But if politicians insist on indulging their edifice complex and building stadiums, then they should ensure that taxpayers get something real out of it. As a condition of accepting public funds, stadium developers should be required to offer a number of seats, say 100, for every event to taxpayers, chosen by lottery, for a nominal fee, say $5. Imagine if 100 lucky fans from the state of Louisiana could rock up to Super Bowl XLVII with the corporate bigwigs, or if average New Yorkers could get Yankee tickets at a substantial discount to their average price of $86.
A few dozen tickets at knockdown prices aren’t enough to justify using taxpayer money for stadiums; that question needs to be vigorous debated on a case-by-case basis. But where the decision is made to use public funds, taxpayers deserve a sure thing to show for it, a guarantee that the regular people footing the bill, not just moguls, come out winners, just like a Harbaugh will in Super Bowl XLVII.

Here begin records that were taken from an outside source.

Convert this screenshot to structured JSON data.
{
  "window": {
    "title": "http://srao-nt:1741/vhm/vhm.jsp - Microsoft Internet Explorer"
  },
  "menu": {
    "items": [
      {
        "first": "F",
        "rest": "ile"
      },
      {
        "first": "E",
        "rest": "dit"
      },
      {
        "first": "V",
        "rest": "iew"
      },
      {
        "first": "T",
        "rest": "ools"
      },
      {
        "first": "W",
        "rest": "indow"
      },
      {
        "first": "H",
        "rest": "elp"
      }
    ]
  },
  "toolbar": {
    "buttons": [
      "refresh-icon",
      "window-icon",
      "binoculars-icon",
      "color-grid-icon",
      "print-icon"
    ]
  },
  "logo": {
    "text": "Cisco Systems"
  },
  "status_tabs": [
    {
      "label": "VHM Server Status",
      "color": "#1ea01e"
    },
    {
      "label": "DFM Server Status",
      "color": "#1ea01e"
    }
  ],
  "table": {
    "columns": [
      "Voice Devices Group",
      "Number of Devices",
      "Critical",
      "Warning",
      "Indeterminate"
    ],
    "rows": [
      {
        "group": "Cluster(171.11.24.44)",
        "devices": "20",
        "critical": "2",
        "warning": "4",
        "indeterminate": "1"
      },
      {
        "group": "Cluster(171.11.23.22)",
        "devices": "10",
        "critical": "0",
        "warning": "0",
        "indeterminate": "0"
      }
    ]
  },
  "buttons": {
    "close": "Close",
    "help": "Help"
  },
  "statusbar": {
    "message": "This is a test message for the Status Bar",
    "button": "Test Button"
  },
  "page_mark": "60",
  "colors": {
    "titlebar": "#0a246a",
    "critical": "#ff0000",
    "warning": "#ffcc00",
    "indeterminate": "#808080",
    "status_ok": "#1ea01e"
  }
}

Totally globalized native New Yorker and former broadcast news producer Muhammad Cohen is author of Hong Kong On Air, a novel set in his adopted hometown during the 1997 handover about television news, love, betrayal, high finance, and cheap lingerie. See his bio, online archive and more at www.muhammadcohen.com; follow him on Facebook and Twitter @MuhammadCohen.